### Work instructions
Return all of the entries exactly as written.

--- START ---

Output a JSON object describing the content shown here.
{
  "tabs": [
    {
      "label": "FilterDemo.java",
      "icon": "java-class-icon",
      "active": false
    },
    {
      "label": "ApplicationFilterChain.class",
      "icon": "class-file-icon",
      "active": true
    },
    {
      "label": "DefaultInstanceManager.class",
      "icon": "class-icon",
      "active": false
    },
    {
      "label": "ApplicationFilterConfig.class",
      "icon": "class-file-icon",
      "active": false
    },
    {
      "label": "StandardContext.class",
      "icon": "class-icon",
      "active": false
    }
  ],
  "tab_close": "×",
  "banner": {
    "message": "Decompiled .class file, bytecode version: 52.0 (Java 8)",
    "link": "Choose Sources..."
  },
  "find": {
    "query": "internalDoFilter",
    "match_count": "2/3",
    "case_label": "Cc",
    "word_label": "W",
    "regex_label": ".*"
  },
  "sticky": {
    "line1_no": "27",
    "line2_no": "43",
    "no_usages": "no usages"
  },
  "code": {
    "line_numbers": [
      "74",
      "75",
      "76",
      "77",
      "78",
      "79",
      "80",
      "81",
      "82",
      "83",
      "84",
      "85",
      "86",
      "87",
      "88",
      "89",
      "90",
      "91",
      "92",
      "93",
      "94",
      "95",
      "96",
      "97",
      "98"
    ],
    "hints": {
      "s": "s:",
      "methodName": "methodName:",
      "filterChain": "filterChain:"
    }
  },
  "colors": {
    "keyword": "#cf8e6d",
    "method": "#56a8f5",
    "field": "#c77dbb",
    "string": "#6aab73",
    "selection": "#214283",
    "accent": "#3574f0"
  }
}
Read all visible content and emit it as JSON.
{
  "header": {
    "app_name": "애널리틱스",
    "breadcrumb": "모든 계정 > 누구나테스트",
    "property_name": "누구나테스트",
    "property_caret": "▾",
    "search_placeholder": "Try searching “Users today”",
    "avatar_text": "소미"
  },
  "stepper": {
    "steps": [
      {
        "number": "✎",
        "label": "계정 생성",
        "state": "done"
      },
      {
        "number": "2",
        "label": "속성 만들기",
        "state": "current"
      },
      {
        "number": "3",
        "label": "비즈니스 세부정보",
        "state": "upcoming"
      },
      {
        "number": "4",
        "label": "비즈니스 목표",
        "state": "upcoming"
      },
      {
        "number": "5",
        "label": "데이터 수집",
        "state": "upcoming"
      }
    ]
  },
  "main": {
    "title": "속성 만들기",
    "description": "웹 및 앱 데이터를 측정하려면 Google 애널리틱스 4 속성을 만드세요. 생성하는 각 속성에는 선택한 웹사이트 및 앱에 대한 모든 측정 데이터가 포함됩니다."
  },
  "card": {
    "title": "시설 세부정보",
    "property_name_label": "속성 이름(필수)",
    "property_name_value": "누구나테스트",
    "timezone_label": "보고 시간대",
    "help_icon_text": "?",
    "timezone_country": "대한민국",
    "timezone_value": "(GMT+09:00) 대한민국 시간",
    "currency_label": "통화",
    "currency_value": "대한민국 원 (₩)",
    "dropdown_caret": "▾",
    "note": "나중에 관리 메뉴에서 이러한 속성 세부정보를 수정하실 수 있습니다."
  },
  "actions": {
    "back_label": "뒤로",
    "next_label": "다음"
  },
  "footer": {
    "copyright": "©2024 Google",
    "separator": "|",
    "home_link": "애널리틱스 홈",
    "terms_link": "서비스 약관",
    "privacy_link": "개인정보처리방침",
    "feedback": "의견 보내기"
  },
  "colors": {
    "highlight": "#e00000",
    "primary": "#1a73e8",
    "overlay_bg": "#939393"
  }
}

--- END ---

### Answer box
Output a JSON object describing the content shown here.
{
  "tabs": [
    {
      "label": "FilterDemo.java",
      "icon": "java-class-icon",
      "active": false
    },
    {
      "label": "ApplicationFilterChain.class",
      "icon": "class-file-icon",
      "active": true
    },
    {
      "label": "DefaultInstanceManager.class",
      "icon": "class-icon",
      "active": false
    },
    {
      "label": "ApplicationFilterConfig.class",
      "icon": "class-file-icon",
      "active": false
    },
    {
      "label": "StandardContext.class",
      "icon": "class-icon",
      "active": false
    }
  ],
  "tab_close": "×",
  "banner": {
    "message": "Decompiled .class file, bytecode version: 52.0 (Java 8)",
    "link": "Choose Sources..."
  },
  "find": {
    "query": "internalDoFilter",
    "match_count": "2/3",
    "case_label": "Cc",
    "word_label": "W",
    "regex_label": ".*"
  },
  "sticky": {
    "line1_no": "27",
    "line2_no": "43",
    "no_usages": "no usages"
  },
  "code": {
    "line_numbers": [
      "74",
      "75",
      "76",
      "77",
      "78",
      "79",
      "80",
      "81",
      "82",
      "83",
      "84",
      "85",
      "86",
      "87",
      "88",
      "89",
      "90",
      "91",
      "92",
      "93",
      "94",
      "95",
      "96",
      "97",
      "98"
    ],
    "hints": {
      "s": "s:",
      "methodName": "methodName:",
      "filterChain": "filterChain:"
    }
  },
  "colors": {
    "keyword": "#cf8e6d",
    "method": "#56a8f5",
    "field": "#c77dbb",
    "string": "#6aab73",
    "selection": "#214283",
    "accent": "#3574f0"
  }
}
Read all visible content and emit it as JSON.
{
  "header": {
    "app_name": "애널리틱스",
    "breadcrumb": "모든 계정 > 누구나테스트",
    "property_name": "누구나테스트",
    "property_caret": "▾",
    "search_placeholder": "Try searching “Users today”",
    "avatar_text": "소미"
  },
  "stepper": {
    "steps": [
      {
        "number": "✎",
        "label": "계정 생성",
        "state": "done"
      },
      {
        "number": "2",
        "label": "속성 만들기",
        "state": "current"
      },
      {
        "number": "3",
        "label": "비즈니스 세부정보",
        "state": "upcoming"
      },
      {
        "number": "4",
        "label": "비즈니스 목표",
        "state": "upcoming"
      },
      {
        "number": "5",
        "label": "데이터 수집",
        "state": "upcoming"
      }
    ]
  },
  "main": {
    "title": "속성 만들기",
    "description": "웹 및 앱 데이터를 측정하려면 Google 애널리틱스 4 속성을 만드세요. 생성하는 각 속성에는 선택한 웹사이트 및 앱에 대한 모든 측정 데이터가 포함됩니다."
  },
  "card": {
    "title": "시설 세부정보",
    "property_name_label": "속성 이름(필수)",
    "property_name_value": "누구나테스트",
    "timezone_label": "보고 시간대",
    "help_icon_text": "?",
    "timezone_country": "대한민국",
    "timezone_value": "(GMT+09:00) 대한민국 시간",
    "currency_label": "통화",
    "currency_value": "대한민국 원 (₩)",
    "dropdown_caret": "▾",
    "note": "나중에 관리 메뉴에서 이러한 속성 세부정보를 수정하실 수 있습니다."
  },
  "actions": {
    "back_label": "뒤로",
    "next_label": "다음"
  },
  "footer": {
    "copyright": "©2024 Google",
    "separator": "|",
    "home_link": "애널리틱스 홈",
    "terms_link": "서비스 약관",
    "privacy_link": "개인정보처리방침",
    "feedback": "의견 보내기"
  },
  "colors": {
    "highlight": "#e00000",
    "primary": "#1a73e8",
    "overlay_bg": "#939393"
  }
}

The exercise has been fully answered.